This opening paragraph from Cormac McCarthy's All The Pretty Horses is, for me, a supreme example of a writer simultaneously thinking about 3-D and 2-D in their work. In 3-D, this passage has the sensual details that bring the scene to life. We hear the floorboards, we see the flickering light, we feel the warm candle wax. Also in 3-D, we get the deep and restrained emotion of a character coming to encounter the body of a lost loved one.
The 2-dimensional aspect of the writing comes from the beautiful language used in this passage. Listen to the sounds and the internal rhymes in "lilies leaned so palely from their waisted cutglass" or phrases like "guttered candlestub." Also, notice how McCarthy decided to ignore standard rules of punctuation so that his prose isn't interrupted by too many commas.
When we write, it's important to think about both the 3-D aspects of the writing--the details that make the passage feel tangible and emotional--and the 2-D aspects of writing--the language, the words on the page. Both of these elements combine to create a satisfying read.
Can you have one without the other?
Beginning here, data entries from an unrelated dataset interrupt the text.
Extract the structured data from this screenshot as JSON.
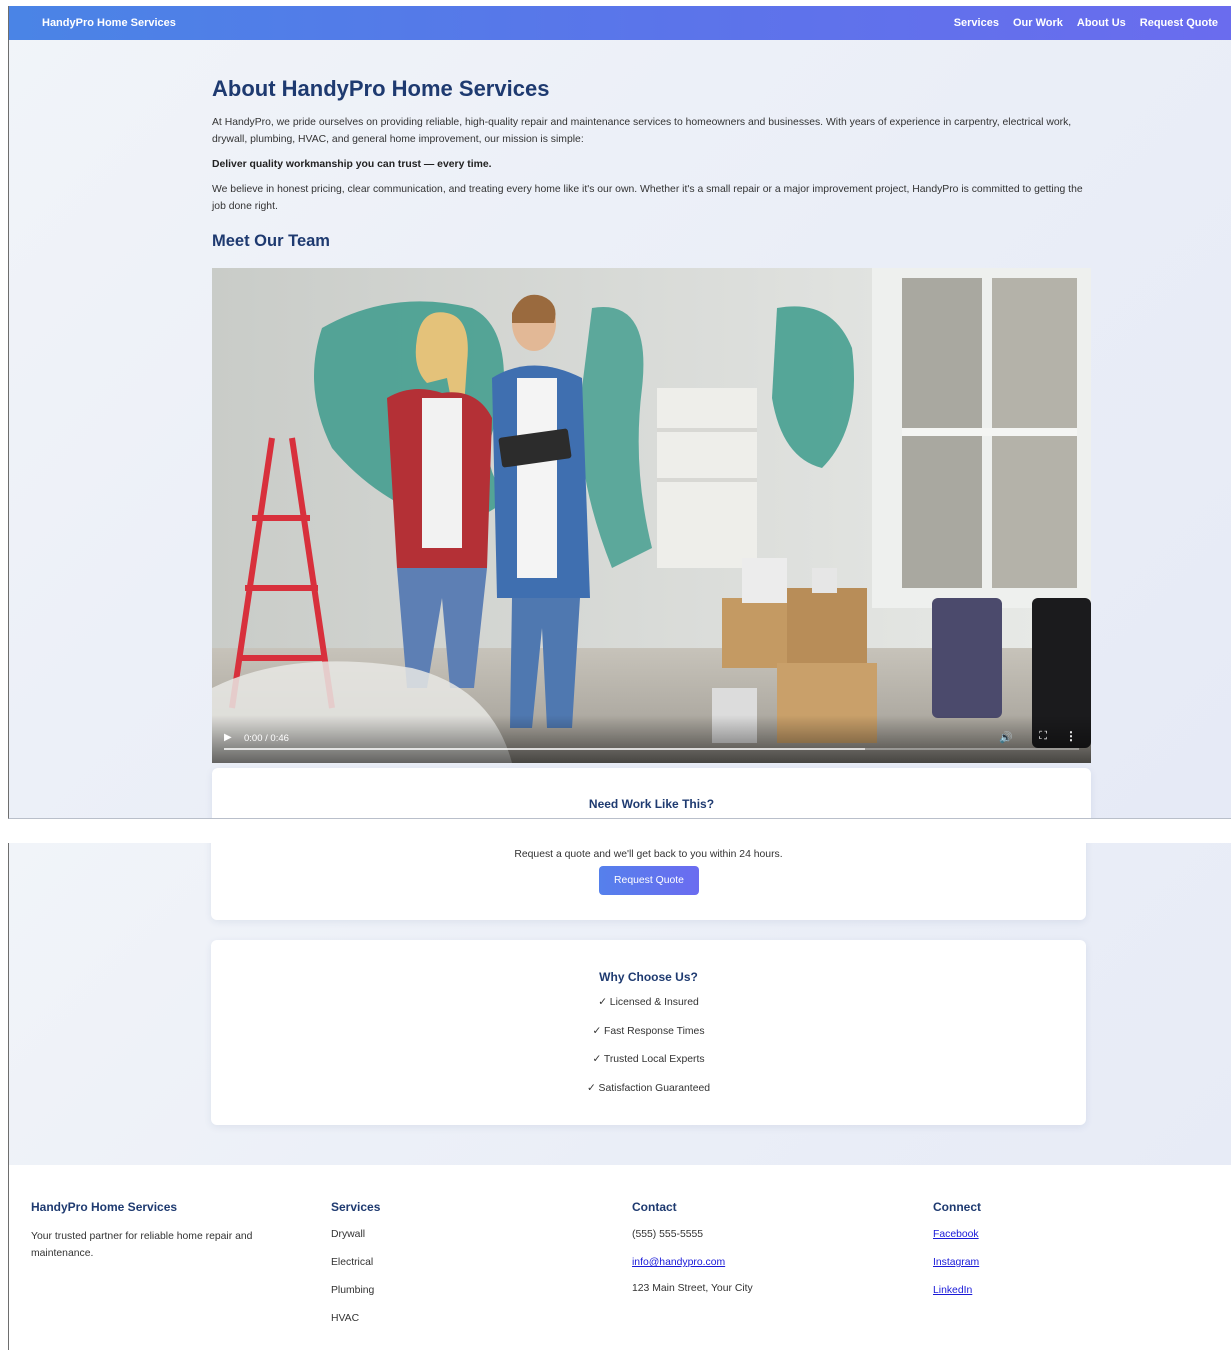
{
  "nav": {
    "brand": "HandyPro Home Services",
    "links": [
      "Services",
      "Our Work",
      "About Us",
      "Request Quote"
    ]
  },
  "about": {
    "title": "About HandyPro Home Services",
    "intro": "At HandyPro, we pride ourselves on providing reliable, high-quality repair and maintenance services to homeowners and businesses. With years of experience in carpentry, electrical work, drywall, plumbing, HVAC, and general home improvement, our mission is simple:",
    "mission": "Deliver quality workmanship you can trust — every time.",
    "belief": "We believe in honest pricing, clear communication, and treating every home like it's our own. Whether it's a small repair or a major improvement project, HandyPro is committed to getting the job done right."
  },
  "team": {
    "title": "Meet Our Team",
    "video": {
      "time": "0:00 / 0:46",
      "buffered_fraction": 0.75,
      "icons": [
        "play-icon",
        "volume-icon",
        "fullscreen-icon",
        "more-options-icon"
      ]
    }
  },
  "cta": {
    "title": "Need Work Like This?",
    "text": "Request a quote and we'll get back to you within 24 hours.",
    "button": "Request Quote"
  },
  "why": {
    "title": "Why Choose Us?",
    "items": [
      "✓ Licensed & Insured",
      "✓ Fast Response Times",
      "✓ Trusted Local Experts",
      "✓ Satisfaction Guaranteed"
    ]
  },
  "footer": {
    "brand": {
      "title": "HandyPro Home Services",
      "description": "Your trusted partner for reliable home repair and maintenance."
    },
    "services": {
      "title": "Services",
      "items": [
        "Drywall",
        "Electrical",
        "Plumbing",
        "HVAC"
      ]
    },
    "contact": {
      "title": "Contact",
      "phone": "(555) 555-5555",
      "email": "info@handypro.com",
      "address": "123 Main Street, Your City"
    },
    "connect": {
      "title": "Connect",
      "links": [
        "Facebook",
        "Instagram",
        "LinkedIn"
      ]
    }
  },
  "colors": {
    "nav_gradient_start": "#4a84e6",
    "nav_gradient_end": "#6a6cee",
    "heading": "#1e3a70",
    "link": "#1a1ad8",
    "button_start": "#5580ec",
    "button_end": "#6b6cf0"
  }
}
I personally tend to err on the side of more 3-D than 2-D. I think I use a lot of vivid details and focus on the emotion. Other writers, including some entries in our first Genre Wars contest, focused more on the surface technical aspects of the writing. Yes, you can have one without the other. The reader might not even notice. But, when both are working together, you'll statistically have a better chance of engaging more readers and probably engage the readers' mind during more of your story (when the story lags, the language might still be engaging and vice versa.)
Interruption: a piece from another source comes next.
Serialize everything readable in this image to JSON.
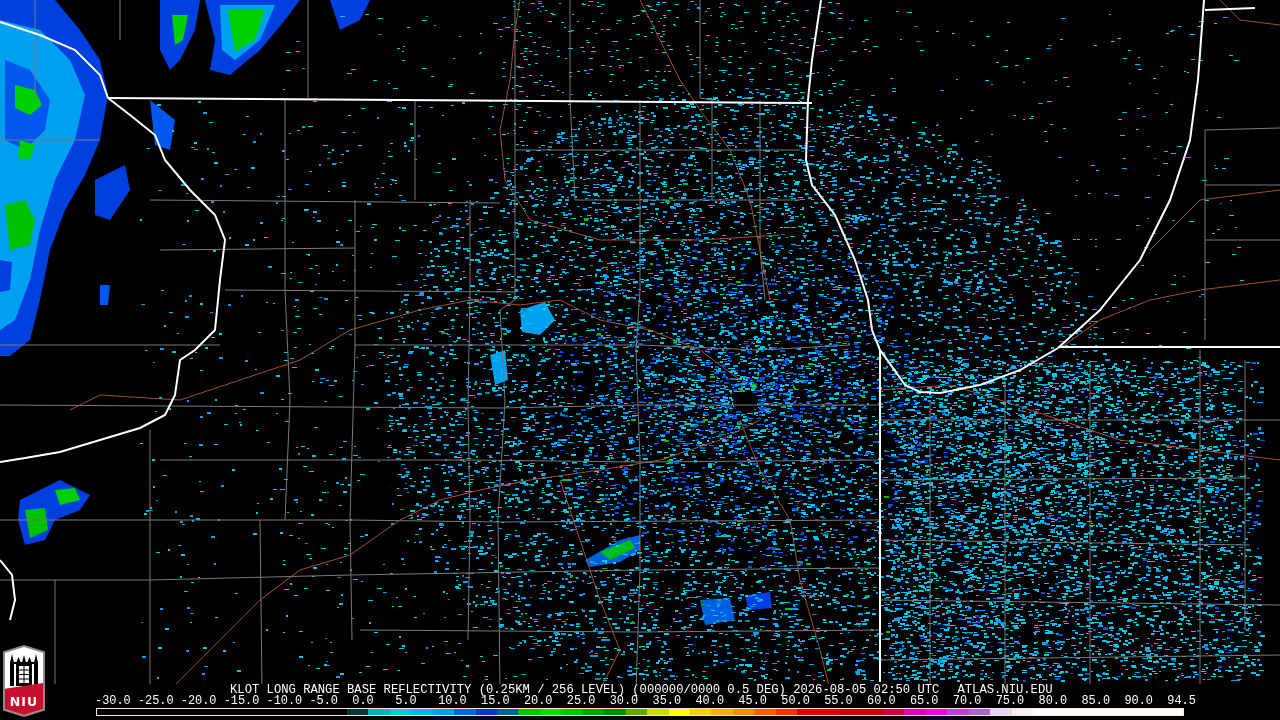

Sometimes, during revisions, I can get trapped into the mindset of only seeing one of these components and forgetting about the other. That's fine on a draft, but it can lead to shallow work if you don't eventually remember to go back again and consider the other component.
Do work in both 3-D and 2-D? Is there one that you tend to lean toward naturally?
Give us some examples where you have both working in harmony!